[RECORDED INFORMATION]:
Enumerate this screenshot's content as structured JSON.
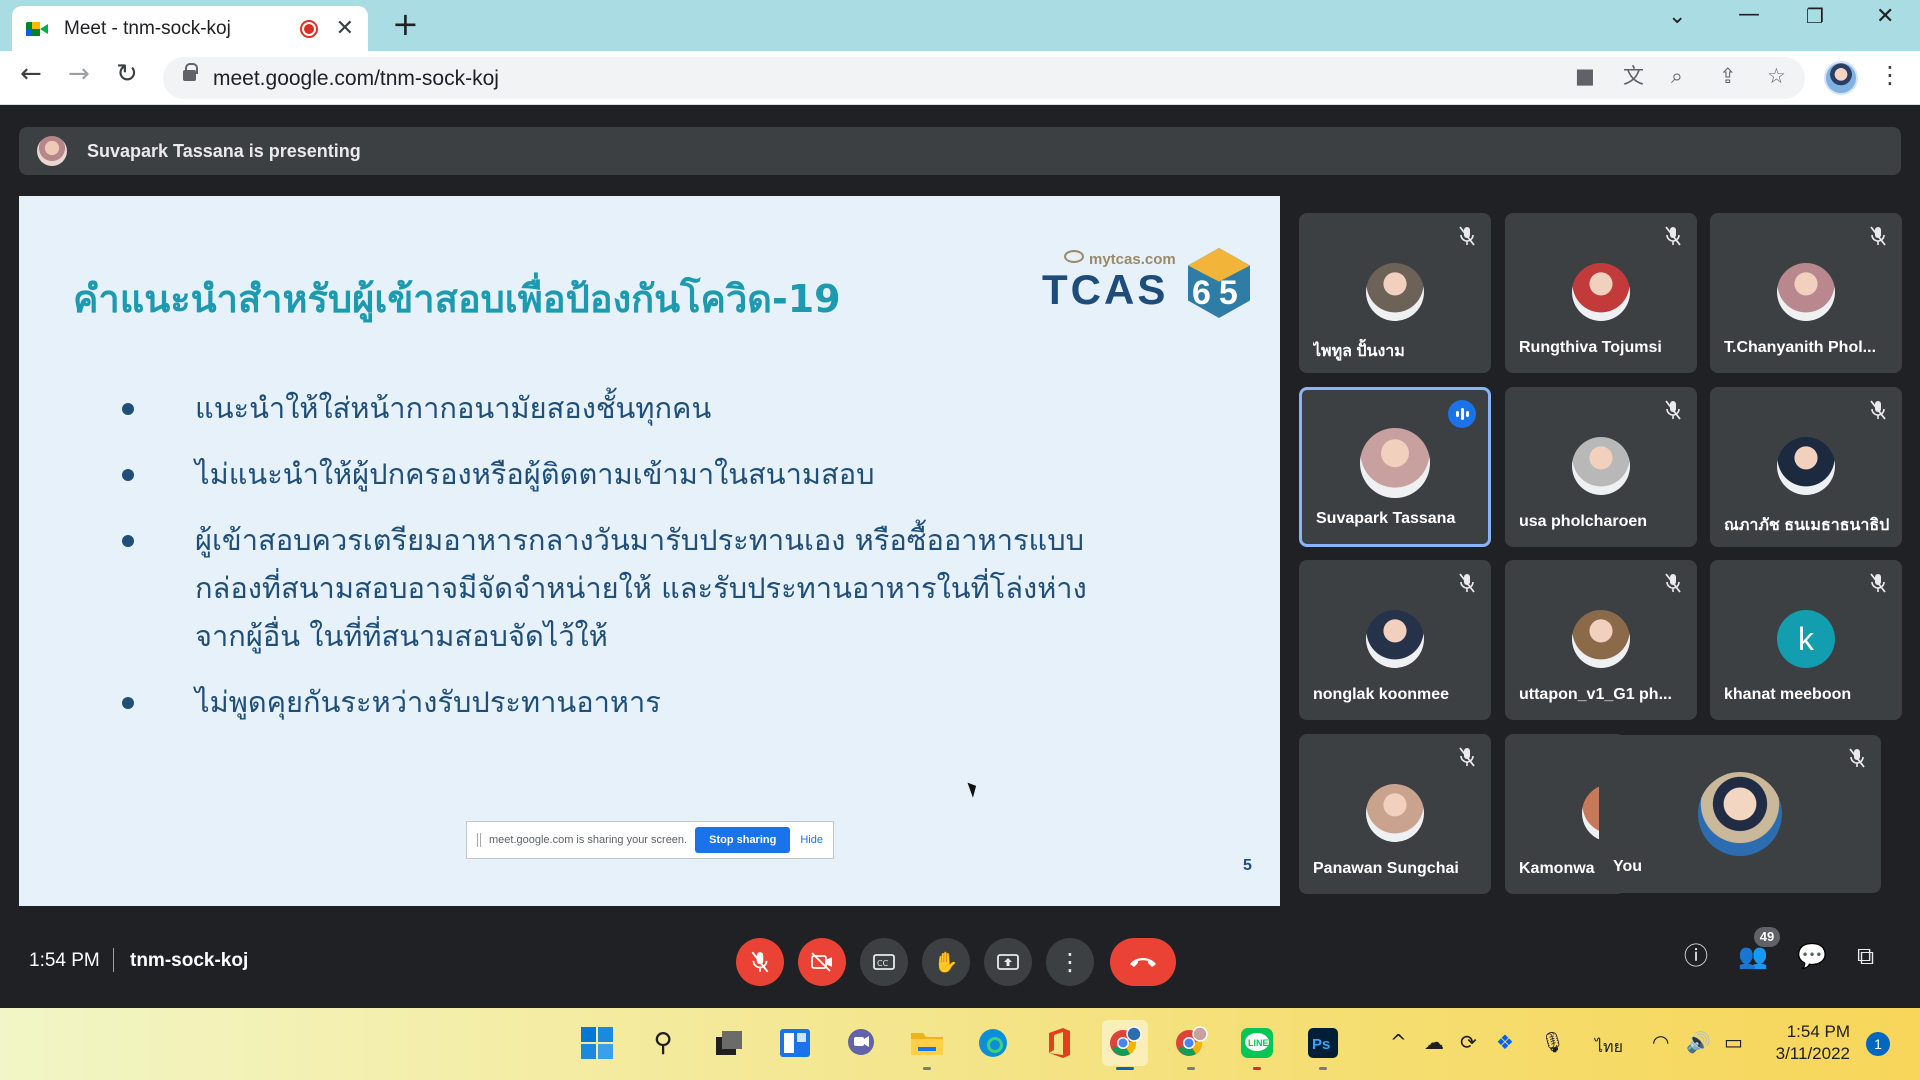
{
  "browser": {
    "tab_title": "Meet - tnm-sock-koj",
    "new_tab_symbol": "+",
    "url": "meet.google.com/tnm-sock-koj"
  },
  "presenting_banner": {
    "text": "Suvapark Tassana is presenting"
  },
  "slide": {
    "title": "คำแนะนำสำหรับผู้เข้าสอบเพื่อป้องกันโควิด-19",
    "logo_site": "mytcas.com",
    "logo_word": "TCAS",
    "logo_number": "65",
    "bullets": [
      "แนะนำให้ใส่หน้ากากอนามัยสองชั้นทุกคน",
      "ไม่แนะนำให้ผู้ปกครองหรือผู้ติดตามเข้ามาในสนามสอบ",
      "ผู้เข้าสอบควรเตรียมอาหารกลางวันมารับประทานเอง หรือซื้ออาหารแบบกล่องที่สนามสอบอาจมีจัดจำหน่ายให้ และรับประทานอาหารในที่โล่งห่างจากผู้อื่น ในที่ที่สนามสอบจัดไว้ให้",
      "ไม่พูดคุยกันระหว่างรับประทานอาหาร"
    ],
    "page_number": "5",
    "share_bar": {
      "message": "meet.google.com is sharing your screen.",
      "stop_label": "Stop sharing",
      "hide_label": "Hide"
    }
  },
  "participants": [
    {
      "name": "ไพทูล ปั้นงาม",
      "avatar_color": "#6d6257"
    },
    {
      "name": "Rungthiva Tojumsi",
      "avatar_color": "#c23a3a"
    },
    {
      "name": "T.Chanyanith Phol...",
      "avatar_color": "#b9888e"
    },
    {
      "name": "Suvapark Tassana",
      "avatar_color": "#c9a0a0"
    },
    {
      "name": "usa pholcharoen",
      "avatar_color": "#b8b8b8"
    },
    {
      "name": "ณภาภัช ธนเมธาธนาธิป",
      "avatar_color": "#1c2a40"
    },
    {
      "name": "nonglak koonmee",
      "avatar_color": "#25324a"
    },
    {
      "name": "uttapon_v1_G1 ph...",
      "avatar_color": "#8a6a48"
    },
    {
      "name": "khanat meeboon",
      "avatar_color": "#129eaf",
      "letter": "k"
    },
    {
      "name": "Panawan Sungchai",
      "avatar_color": "#c9a38e"
    },
    {
      "name": "Kamonwa",
      "avatar_color": "#c77a5a"
    }
  ],
  "self_tile": {
    "name": "You",
    "avatar_color": "#2c6db0"
  },
  "meet_bar": {
    "time": "1:54 PM",
    "meeting_code": "tnm-sock-koj",
    "people_count": "49"
  },
  "taskbar": {
    "language": "ไทย",
    "time": "1:54 PM",
    "date": "3/11/2022",
    "notification_count": "1"
  }
}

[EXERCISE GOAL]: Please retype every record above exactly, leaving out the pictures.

[YOUR RESPONSE]:
Enumerate this screenshot's content as structured JSON.
{
  "browser": {
    "tab_title": "Meet - tnm-sock-koj",
    "new_tab_symbol": "+",
    "url": "meet.google.com/tnm-sock-koj"
  },
  "presenting_banner": {
    "text": "Suvapark Tassana is presenting"
  },
  "slide": {
    "title": "คำแนะนำสำหรับผู้เข้าสอบเพื่อป้องกันโควิด-19",
    "logo_site": "mytcas.com",
    "logo_word": "TCAS",
    "logo_number": "65",
    "bullets": [
      "แนะนำให้ใส่หน้ากากอนามัยสองชั้นทุกคน",
      "ไม่แนะนำให้ผู้ปกครองหรือผู้ติดตามเข้ามาในสนามสอบ",
      "ผู้เข้าสอบควรเตรียมอาหารกลางวันมารับประทานเอง หรือซื้ออาหารแบบกล่องที่สนามสอบอาจมีจัดจำหน่ายให้ และรับประทานอาหารในที่โล่งห่างจากผู้อื่น ในที่ที่สนามสอบจัดไว้ให้",
      "ไม่พูดคุยกันระหว่างรับประทานอาหาร"
    ],
    "page_number": "5",
    "share_bar": {
      "message": "meet.google.com is sharing your screen.",
      "stop_label": "Stop sharing",
      "hide_label": "Hide"
    }
  },
  "participants": [
    {
      "name": "ไพทูล ปั้นงาม",
      "avatar_color": "#6d6257"
    },
    {
      "name": "Rungthiva Tojumsi",
      "avatar_color": "#c23a3a"
    },
    {
      "name": "T.Chanyanith Phol...",
      "avatar_color": "#b9888e"
    },
    {
      "name": "Suvapark Tassana",
      "avatar_color": "#c9a0a0"
    },
    {
      "name": "usa pholcharoen",
      "avatar_color": "#b8b8b8"
    },
    {
      "name": "ณภาภัช ธนเมธาธนาธิป",
      "avatar_color": "#1c2a40"
    },
    {
      "name": "nonglak koonmee",
      "avatar_color": "#25324a"
    },
    {
      "name": "uttapon_v1_G1 ph...",
      "avatar_color": "#8a6a48"
    },
    {
      "name": "khanat meeboon",
      "avatar_color": "#129eaf",
      "letter": "k"
    },
    {
      "name": "Panawan Sungchai",
      "avatar_color": "#c9a38e"
    },
    {
      "name": "Kamonwa",
      "avatar_color": "#c77a5a"
    }
  ],
  "self_tile": {
    "name": "You",
    "avatar_color": "#2c6db0"
  },
  "meet_bar": {
    "time": "1:54 PM",
    "meeting_code": "tnm-sock-koj",
    "people_count": "49"
  },
  "taskbar": {
    "language": "ไทย",
    "time": "1:54 PM",
    "date": "3/11/2022",
    "notification_count": "1"
  }
}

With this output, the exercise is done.